The full festival program and registration form is available online at See you on the Shore!

Thursday, July 16, 2009

“Barriers Down”

On July 15th, the barriers around the nesting area at the Norfolk Botanical Garden were removed. This exclusion area is in place from December 15th through July 15th and ensures that any disturbances to the nesting eagles are minimized. Staff at the Norfolk Botanical Garden have access to the exclusion area once per week to continue with the maintenance and upkeep of this area of the Garden.

At this point in the development of these young eagles, the nest and nest area are becoming somewhat less important as they expand their horizons. We continue to see the young birds around the nest area....for how long? We'll have to watch and see.

Thursday, July 09, 2009

“Still Around”

Although all three of the young eagles are spending increasing time away from the nest area...they still retain at least some bond to the nest . Yesterday evening all three returned to the nest to feed on a fish brought in by one of the adults. Each of the juveniles (and the adult) managed to get a share.
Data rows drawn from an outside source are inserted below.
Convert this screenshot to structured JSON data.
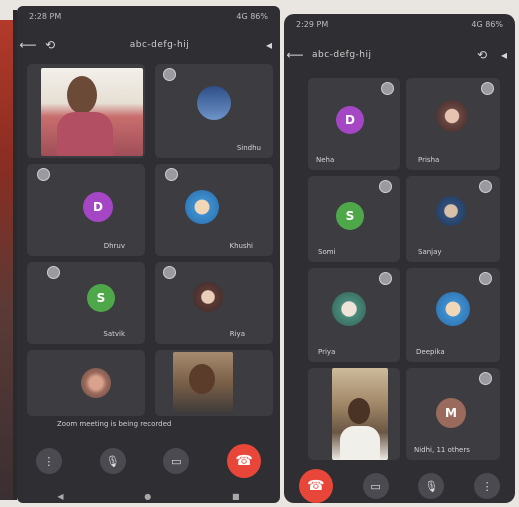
{
  "left": {
    "status_left": "2:28 PM",
    "status_right": "4G 86%",
    "title": "abc-defg-hij",
    "tiles": [
      {
        "name": "Sindhu"
      },
      {
        "name": "Dhruv",
        "initial": "D"
      },
      {
        "name": "Khushi"
      },
      {
        "name": "Satvik",
        "initial": "S"
      },
      {
        "name": "Riya"
      }
    ],
    "caption": "Zoom meeting is being recorded",
    "nav": [
      "◀",
      "●",
      "■"
    ]
  },
  "right": {
    "status_left": "2:29 PM",
    "status_right": "4G 86%",
    "title": "abc-defg-hij",
    "tiles": [
      {
        "name": "Neha",
        "initial": "D"
      },
      {
        "name": "Prisha"
      },
      {
        "name": "Somi",
        "initial": "S"
      },
      {
        "name": "Sanjay"
      },
      {
        "name": "Priya"
      },
      {
        "name": "Deepika"
      },
      {
        "name": "Nidhi, 11 others",
        "initial": "M"
      }
    ]
  },
  "colors": {
    "end_call": "#e9463a",
    "purple": "#a546c4",
    "green": "#4ea84a",
    "brown": "#9a6a5c"
  }
}
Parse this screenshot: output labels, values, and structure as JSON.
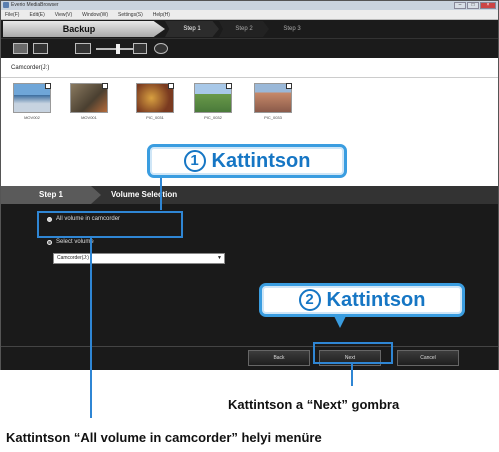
{
  "window": {
    "title": "Everio MediaBrowser"
  },
  "menu": [
    "File(F)",
    "Edit(E)",
    "View(V)",
    "Window(W)",
    "Settings(S)",
    "Help(H)"
  ],
  "tabs": {
    "backup": "Backup",
    "step1": "Step 1",
    "step2": "Step 2",
    "step3": "Step 3"
  },
  "browser": {
    "header": "Camcorder(J:)",
    "files": [
      "MOV002",
      "MOV001",
      "PIC_0031",
      "PIC_0032",
      "PIC_0033"
    ]
  },
  "wizard": {
    "step_label": "Step 1",
    "title": "Volume Selection",
    "option_all": "All volume in camcorder",
    "option_select": "Select volume",
    "select_value": "Camcorder(J:)",
    "back": "Back",
    "next": "Next",
    "cancel": "Cancel"
  },
  "callouts": {
    "c1_num": "1",
    "c1_text": "Kattintson",
    "c2_num": "2",
    "c2_text": "Kattintson"
  },
  "captions": {
    "next_caption": "Kattintson a “Next” gombra",
    "all_caption": "Kattintson “All volume in camcorder” helyi menüre"
  },
  "colors": {
    "accent": "#2f86d4",
    "callout_text": "#1676c4"
  }
}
Maps of the recent movements of Azalea show that she is spending considerable time away from the nest at the "dump", an area where the Norfolk Botanical Garden disposes of landscape debris and clipping. This area is a favorite perch for the adults and Azalea is regularly joining them there. The map indicates that Azalea still returns often to the area in and around the nest